Please use this url to cite or link to this publication:
author
Kuhleber, Moritz LU
supervisor
organization
course
AEBM01 20211
year
type
H2 - Master's Degree (Two Years)
subject
keywords
Ground source heat pumps, Elderly homes, Thermal comfort, Energy performance, Multi-family buildings
language
English
id
9061770
date added to LUP
2021-07-26 10:00:39
date last changed
2021-07-26 10:00:39
@misc{9061770,
  abstract     = {{Energy efficiency and environmental questions have gained increased attention over the last
decade. In combination with global warming and increasing cooling demands, the Swedish
market for combined heating and cooling solutions such as ground source heat pumps
expands. As it currently stands, the multi-family building market is highly dominated by
district heating, while the market share of combined heating and cooling solutions is
insignificant.
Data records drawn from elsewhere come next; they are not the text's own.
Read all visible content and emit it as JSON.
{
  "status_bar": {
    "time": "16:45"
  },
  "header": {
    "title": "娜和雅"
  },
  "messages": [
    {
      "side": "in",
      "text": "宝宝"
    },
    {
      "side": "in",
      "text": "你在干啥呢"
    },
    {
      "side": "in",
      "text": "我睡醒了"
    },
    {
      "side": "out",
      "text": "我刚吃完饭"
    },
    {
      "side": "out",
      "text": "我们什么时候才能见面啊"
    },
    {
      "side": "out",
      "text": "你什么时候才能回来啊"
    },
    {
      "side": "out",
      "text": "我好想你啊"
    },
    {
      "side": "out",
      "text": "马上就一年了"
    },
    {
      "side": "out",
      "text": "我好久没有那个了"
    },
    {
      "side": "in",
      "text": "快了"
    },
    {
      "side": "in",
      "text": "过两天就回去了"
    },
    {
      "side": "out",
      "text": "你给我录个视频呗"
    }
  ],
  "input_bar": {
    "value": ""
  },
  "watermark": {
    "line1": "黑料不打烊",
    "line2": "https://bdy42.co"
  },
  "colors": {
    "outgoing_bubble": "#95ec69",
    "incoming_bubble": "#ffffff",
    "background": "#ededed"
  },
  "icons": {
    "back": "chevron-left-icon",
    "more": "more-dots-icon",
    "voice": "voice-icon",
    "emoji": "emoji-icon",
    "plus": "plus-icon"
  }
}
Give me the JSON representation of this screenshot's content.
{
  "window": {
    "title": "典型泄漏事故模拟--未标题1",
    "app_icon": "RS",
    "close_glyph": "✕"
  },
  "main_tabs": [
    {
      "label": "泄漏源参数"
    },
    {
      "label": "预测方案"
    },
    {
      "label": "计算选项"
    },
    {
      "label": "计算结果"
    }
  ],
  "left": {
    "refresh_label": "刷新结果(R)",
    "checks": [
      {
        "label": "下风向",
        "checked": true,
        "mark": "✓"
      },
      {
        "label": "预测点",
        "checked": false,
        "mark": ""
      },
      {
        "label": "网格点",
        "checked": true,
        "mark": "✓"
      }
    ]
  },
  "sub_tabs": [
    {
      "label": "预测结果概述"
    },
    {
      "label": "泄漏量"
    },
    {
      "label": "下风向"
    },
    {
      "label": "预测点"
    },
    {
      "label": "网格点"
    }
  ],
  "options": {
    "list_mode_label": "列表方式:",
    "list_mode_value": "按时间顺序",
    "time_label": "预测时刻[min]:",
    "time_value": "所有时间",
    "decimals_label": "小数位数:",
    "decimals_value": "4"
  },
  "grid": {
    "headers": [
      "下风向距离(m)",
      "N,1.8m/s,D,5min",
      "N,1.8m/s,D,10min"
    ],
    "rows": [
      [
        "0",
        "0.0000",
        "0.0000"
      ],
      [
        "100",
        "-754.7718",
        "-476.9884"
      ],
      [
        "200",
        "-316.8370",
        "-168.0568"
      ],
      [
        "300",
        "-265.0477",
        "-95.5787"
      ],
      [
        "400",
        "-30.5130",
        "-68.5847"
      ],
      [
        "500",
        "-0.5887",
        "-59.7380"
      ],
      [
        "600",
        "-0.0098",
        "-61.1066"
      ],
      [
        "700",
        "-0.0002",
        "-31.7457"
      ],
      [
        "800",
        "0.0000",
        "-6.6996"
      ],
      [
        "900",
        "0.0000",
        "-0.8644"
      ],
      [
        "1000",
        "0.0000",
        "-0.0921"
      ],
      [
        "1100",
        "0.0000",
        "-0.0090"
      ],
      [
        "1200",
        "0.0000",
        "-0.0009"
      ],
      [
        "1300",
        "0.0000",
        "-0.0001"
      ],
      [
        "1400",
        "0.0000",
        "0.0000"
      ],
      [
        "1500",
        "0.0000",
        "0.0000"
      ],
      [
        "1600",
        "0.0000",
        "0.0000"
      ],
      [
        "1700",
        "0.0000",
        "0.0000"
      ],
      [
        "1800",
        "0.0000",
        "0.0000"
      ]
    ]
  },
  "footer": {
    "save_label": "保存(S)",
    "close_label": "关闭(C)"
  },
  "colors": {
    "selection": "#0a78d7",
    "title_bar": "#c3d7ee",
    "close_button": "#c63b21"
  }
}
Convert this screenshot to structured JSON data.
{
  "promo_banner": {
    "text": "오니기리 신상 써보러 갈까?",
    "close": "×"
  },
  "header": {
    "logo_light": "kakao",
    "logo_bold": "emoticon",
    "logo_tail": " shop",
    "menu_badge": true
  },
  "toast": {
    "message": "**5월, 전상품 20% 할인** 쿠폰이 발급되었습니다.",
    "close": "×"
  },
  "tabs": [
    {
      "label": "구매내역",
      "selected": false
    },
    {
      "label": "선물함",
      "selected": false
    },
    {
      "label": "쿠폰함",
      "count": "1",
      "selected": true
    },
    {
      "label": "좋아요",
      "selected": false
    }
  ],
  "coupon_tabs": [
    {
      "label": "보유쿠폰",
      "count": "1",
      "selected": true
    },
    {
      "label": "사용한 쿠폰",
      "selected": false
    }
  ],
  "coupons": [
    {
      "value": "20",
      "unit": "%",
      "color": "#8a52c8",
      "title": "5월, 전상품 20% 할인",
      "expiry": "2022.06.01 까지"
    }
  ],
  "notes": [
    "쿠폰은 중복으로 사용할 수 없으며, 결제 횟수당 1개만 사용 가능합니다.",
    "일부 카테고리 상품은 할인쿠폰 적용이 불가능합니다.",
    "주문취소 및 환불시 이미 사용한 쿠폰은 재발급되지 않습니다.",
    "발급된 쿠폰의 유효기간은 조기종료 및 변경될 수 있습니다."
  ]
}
Several factors are contributing to this market situation such as the widespread
of district heating networks, the high installation cost of the borehole heat exchanger, and the
site conditions.
This study aims to evaluate the integration of ground source heat pumps into Swedish elderly
homes. The study is divided into the following four parts: (1) analysis of energy performance
and thermal comfort conditions using a case study, (2) evaluation of the implementation of
passive and active cooling measures to improve the indoor thermal comfort, (3) analysis of
the ground source heat pumps combined heating and cooling contribution to reduced heating
demand and achieving adequate indoor climate, (4) comparison of the ground source heat
pump against alternative heating and cooling systems from a life-cycle costing perspective.
The results indicate that the integration of GSHPs in elderly homes significantly decreases
the heating energy and highly contribute to the fulfilment of Swedish energy goals. The outlet
fluid temperature of the boreholes were insufficient to provide the desired AHU cooling coil
inlet temperature and additional room cooling units were required. The utilisation of free
cooling was possible and reduced the cooling energy by 26 % and the capacity of the chiller
by 29 % in comparison to utilising an external chiller only. Replacing boilers operating on
electricity and oil with GSHPs was highly profitable while the replacement of less expensive
heating sources such as district heating and boilers operating on pellets was highly dependent
on electricity and pellets price. The economical outcome of the analysed cooling systems is
dependent on whether the GSHP is used for combined heating and cooling solutions or for
cooling only.}},
  author       = {{Kuhleber, Moritz}},
  language     = {{eng}},
  note         = {{Student Paper}},
  title        = {{Integrating Ground Source Heat Pumps into Elderly Homes as Energy-efficient Heating and Cooling Solution - A Swedish Case Study}},
  year         = {{2021}},
}